The Pulitzer Prize winning author — “an immensely gifted writer and a magical prose stylist” (Michiko Kakutani, The New York Times) — offers his first major work of nonfiction, an autobiographical narrative as inventive, beautiful, and powerful as critics and readers have come to expect.
A shy manifesto, an impractical handbook, the true story of a fabulist, an entire life in parts and pieces: MANHOOD FOR AMATEURS is the first sustained work of personal writing from Michael Chabon. In these insightful, provocative, slyly interlinked essays, one of our most brilliant and humane writers presents his autobiography and his vision of life in the way so many of us experience our own: as a series of reflections, regrets and re-examinations, each sparked by an encounter, in the present, that holds some legacy of the past.
What does it mean to be a man today? Chabon invokes and interprets and struggles to reinvent for us, with characteristic warmth and lyric wit, the personal and family history that haunts him even as — simply because — it goes on being written every day. As a devoted son, as a passionate husband, and above all as the father of four young Americans, Chabon's memories of childhood, of his parents' marriage and divorce, of moments of painful adolescent comedy and giddy encounters with the popular art and literature of his own youth, are like a theme played — on different instruments, with a fresh tempo and in a new key — by the mad quartet of which he now finds himself co-conductor.

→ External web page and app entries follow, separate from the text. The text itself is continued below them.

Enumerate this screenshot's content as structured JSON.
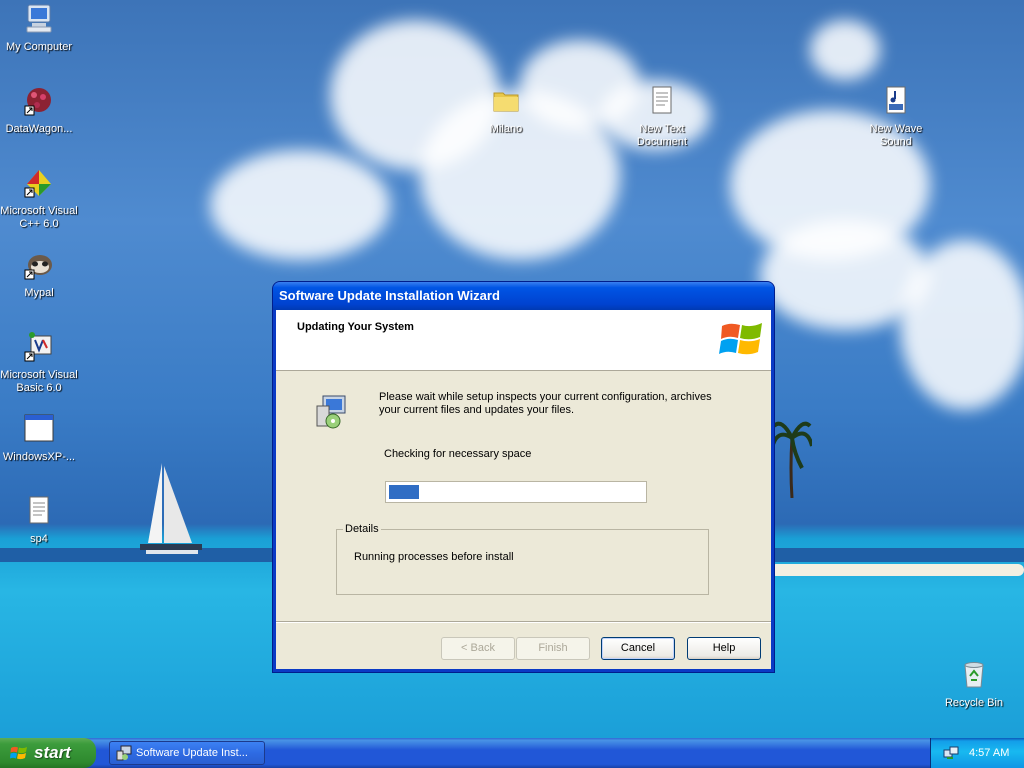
{
  "desktop": {
    "icons": [
      {
        "label": "My Computer",
        "icon": "my-computer-icon"
      },
      {
        "label": "DataWagon...",
        "icon": "datawagon-icon"
      },
      {
        "label": "Microsoft Visual C++ 6.0",
        "icon": "visual-cpp-icon"
      },
      {
        "label": "Mypal",
        "icon": "mypal-icon"
      },
      {
        "label": "Microsoft Visual Basic 6.0",
        "icon": "visual-basic-icon"
      },
      {
        "label": "WindowsXP-...",
        "icon": "window-icon"
      },
      {
        "label": "sp4",
        "icon": "text-document-icon"
      },
      {
        "label": "Milano",
        "icon": "folder-icon"
      },
      {
        "label": "New Text Document",
        "icon": "text-document-icon"
      },
      {
        "label": "New Wave Sound",
        "icon": "wav-file-icon"
      },
      {
        "label": "Recycle Bin",
        "icon": "recycle-bin-icon"
      }
    ]
  },
  "wizard": {
    "title": "Software Update Installation Wizard",
    "heading": "Updating Your System",
    "description": "Please wait while setup inspects your current configuration, archives your current files and updates your files.",
    "status": "Checking for necessary space",
    "progress_fraction": 0.12,
    "details_legend": "Details",
    "details_text": "Running processes before install",
    "buttons": {
      "back": "< Back",
      "finish": "Finish",
      "cancel": "Cancel",
      "help": "Help"
    }
  },
  "taskbar": {
    "start_label": "start",
    "task_label": "Software Update Inst...",
    "clock": "4:57 AM"
  },
  "colors": {
    "title_bar": "#0055e5",
    "start_button": "#3c9c3c",
    "taskbar": "#2157d7",
    "progress_fill": "#2f6dc4"
  }
}
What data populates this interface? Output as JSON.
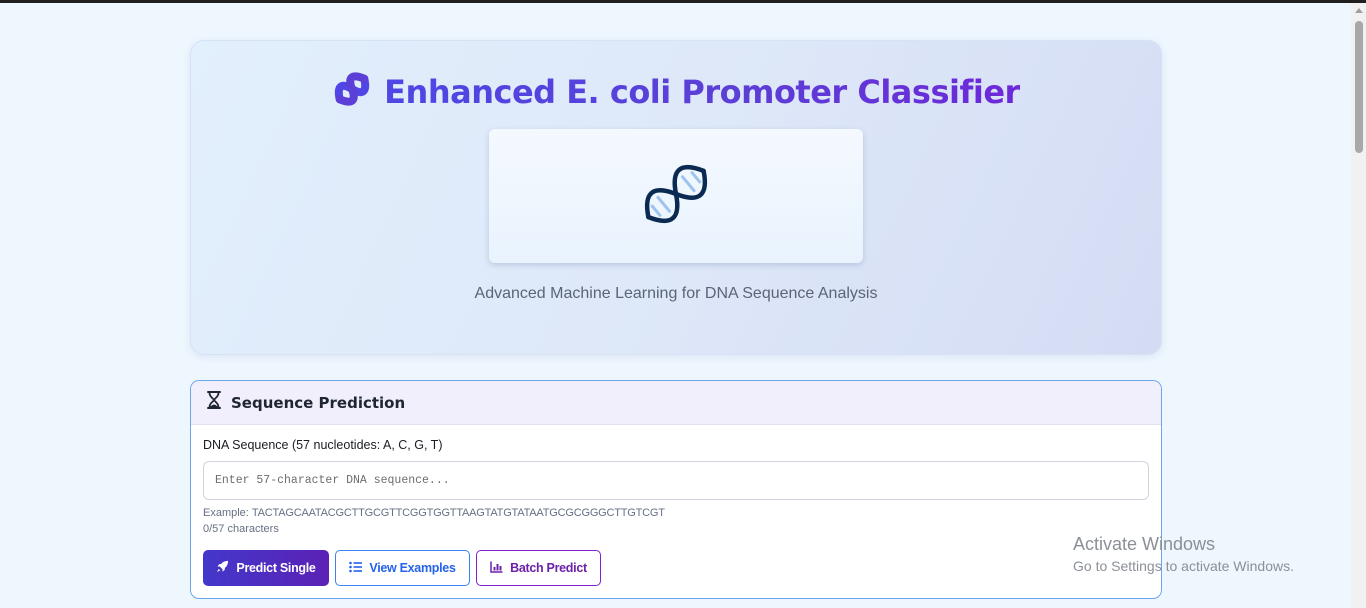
{
  "hero": {
    "title": "Enhanced E. coli Promoter Classifier",
    "title_icon": "dna-icon",
    "image_icon": "dna-double-helix-icon",
    "subtitle": "Advanced Machine Learning for DNA Sequence Analysis"
  },
  "prediction": {
    "header_icon": "hourglass-icon",
    "title": "Sequence Prediction",
    "field_label": "DNA Sequence (57 nucleotides: A, C, G, T)",
    "input_placeholder": "Enter 57-character DNA sequence...",
    "input_value": "",
    "example_label": "Example:",
    "example_sequence": "TACTAGCAATACGCTTGCGTTCGGTGGTTAAGTATGTATAATGCGCGGGCTTGTCGT",
    "char_count": "0/57 characters",
    "buttons": {
      "predict_single": "Predict Single",
      "view_examples": "View Examples",
      "batch_predict": "Batch Predict"
    },
    "button_icons": [
      "rocket-icon",
      "list-icon",
      "bar-chart-icon"
    ]
  },
  "watermark": {
    "line1": "Activate Windows",
    "line2": "Go to Settings to activate Windows."
  },
  "colors": {
    "accent_indigo": "#4f46e5",
    "accent_purple": "#6d28d9",
    "outline_blue": "#3b82f6",
    "panel_border": "#6aa6ee",
    "page_background": "#eef6fe"
  }
}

At once dazzling, hilarious, and moving, MANHOOD FOR AMATEURS is destined to become a classic.